And for the love of God, we know it’s the Sandman. We can see it’s the Sandman. Everyone in the room knows who Sandman is. Cut it out with the expositional dialogue. Please. Pretty please.
Let’s try another example. Rather than…
Ock: “I am done waiting. All the preparations are complete, and my monitoring systems have confirmed it–The Fantastic Four, The Defenders, and the X-Men are all occupied, off Earth, or in other dimensions. Now is the perfect time to strike.”
Chameleon: “Hold on. What about the Avengers?”
Ock: “‘Earth’s Mightiest Heroes’? I have analyzed their strengths, their weaknesses, and have devised the perfect counter measures. They are no threat to me..or to my greatest masterpiece!”
Ock: “The preparations are all complete. My monitoring systems have also confirmed that the Fantastic Four, the Defenders, and the X-Men are all occupied, off Earth, or in other dimensions. Now is the perfect time to strike.”
Chameleon: “Hold on. What about the Avengers?”
Ock: “I have analyzed their strengths, their weaknesses, and have devised the perfect counter measures. They are no threat.”
This is probably the most pretentious thing I’ve included in a review to date, but the point still stands. Ock is a super villain. He’s a mad scientist. He has a master plan. Cool, that’s fine as an idea. When writing however, you cannot have the character meticulously verbalize the characteristics that makes them such ridiculous stereotypes. It just falls apart once that happens. That’s why Spider-Man’s such a smart mouth to being with. Stan Lee himself recognized how silly and unbelievable characters in comics were, and he had the Thing and Spider-Man mouth off to the villains not only to lampshade the cheesy writing, but to add character. Spidey mouthing off to the villains would make the book a bit more self aware, a bit smarter than what was being published by and large at the type. That’s why Spidey is awesome. When there’s no hero to hang a lamp onto, it’s just cheesy writing and you can’t take it seriously.
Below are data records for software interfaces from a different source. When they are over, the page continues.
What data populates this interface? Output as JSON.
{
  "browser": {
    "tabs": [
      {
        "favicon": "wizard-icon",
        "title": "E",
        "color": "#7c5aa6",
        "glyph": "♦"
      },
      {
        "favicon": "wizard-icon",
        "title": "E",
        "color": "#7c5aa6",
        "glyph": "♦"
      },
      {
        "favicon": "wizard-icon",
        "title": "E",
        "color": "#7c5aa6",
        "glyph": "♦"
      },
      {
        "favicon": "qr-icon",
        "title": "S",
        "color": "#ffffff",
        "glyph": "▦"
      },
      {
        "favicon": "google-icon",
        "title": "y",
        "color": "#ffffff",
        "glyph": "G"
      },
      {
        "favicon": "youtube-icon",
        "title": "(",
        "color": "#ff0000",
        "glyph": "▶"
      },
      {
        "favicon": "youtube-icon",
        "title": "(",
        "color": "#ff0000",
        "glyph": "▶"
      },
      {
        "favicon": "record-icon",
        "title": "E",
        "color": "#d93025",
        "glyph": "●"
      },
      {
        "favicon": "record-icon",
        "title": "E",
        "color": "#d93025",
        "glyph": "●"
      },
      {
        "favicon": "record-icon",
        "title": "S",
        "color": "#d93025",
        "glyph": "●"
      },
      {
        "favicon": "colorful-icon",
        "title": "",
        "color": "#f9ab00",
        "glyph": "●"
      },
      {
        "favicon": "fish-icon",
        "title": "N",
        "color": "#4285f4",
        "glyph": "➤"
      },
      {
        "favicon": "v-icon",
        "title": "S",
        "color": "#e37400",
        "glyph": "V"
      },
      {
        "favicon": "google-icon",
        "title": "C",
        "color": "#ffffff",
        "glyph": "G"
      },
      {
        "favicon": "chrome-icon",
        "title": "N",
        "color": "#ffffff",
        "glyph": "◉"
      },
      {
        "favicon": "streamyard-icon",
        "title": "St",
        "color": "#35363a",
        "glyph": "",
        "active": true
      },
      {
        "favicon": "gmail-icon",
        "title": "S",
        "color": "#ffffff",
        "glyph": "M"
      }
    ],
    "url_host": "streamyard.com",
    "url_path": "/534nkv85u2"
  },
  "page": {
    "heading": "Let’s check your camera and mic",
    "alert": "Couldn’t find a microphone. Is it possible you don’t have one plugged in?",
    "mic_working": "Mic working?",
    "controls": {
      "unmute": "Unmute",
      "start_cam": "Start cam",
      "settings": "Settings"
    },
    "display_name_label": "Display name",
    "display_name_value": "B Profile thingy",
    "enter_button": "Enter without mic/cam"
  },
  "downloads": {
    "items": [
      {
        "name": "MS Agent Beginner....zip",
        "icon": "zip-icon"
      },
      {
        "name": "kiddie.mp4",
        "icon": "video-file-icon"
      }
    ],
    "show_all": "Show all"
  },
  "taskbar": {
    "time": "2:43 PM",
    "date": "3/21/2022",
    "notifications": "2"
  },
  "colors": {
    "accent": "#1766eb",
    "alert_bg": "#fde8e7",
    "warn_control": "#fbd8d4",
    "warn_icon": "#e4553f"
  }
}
I don’t really buy that the majority of the Marvel Universe just happens to not be on their home planet all at the same time. That’s about as convenient as Doctor Strange, a.k.a. former world class surgeon Stephen Strange not being able to heal a bullet wound. Alas, I don’t read every Marvel book out there. What gets me is how at no point do any of the Sinister Six bring up Spider-Man. Uhhh…HELLO?! The one guy who’s kicked your butts more times than prison cellmates! Why isn’t he given a mention? I couldn’t believe it, the guy who they’re most associated with doesn’t even cross their minds. Really?
I also find it weird that the Avengers would consider for a second Ock’s proposal to save the planet, as Ock’s plan was so insanely evil and corrupt. Upon second reading, I suppose it was the reasonable thing to do.
I’ve been ranting a bit, so here are some positive. Caselli’s art is still very cool. Easily my favorite of the three Slott artists. I did like the Spider-Bombs, seperating them from the stupid glider. I lied that Peter was the focus of the issue, although that shouldn’t be a plus since it’s his own title. It’s so rare now that he is the focus that it might as well earn a no-prize.
I liked this when I first read it, and it’s not terrible. But when sit down and think about it…come on.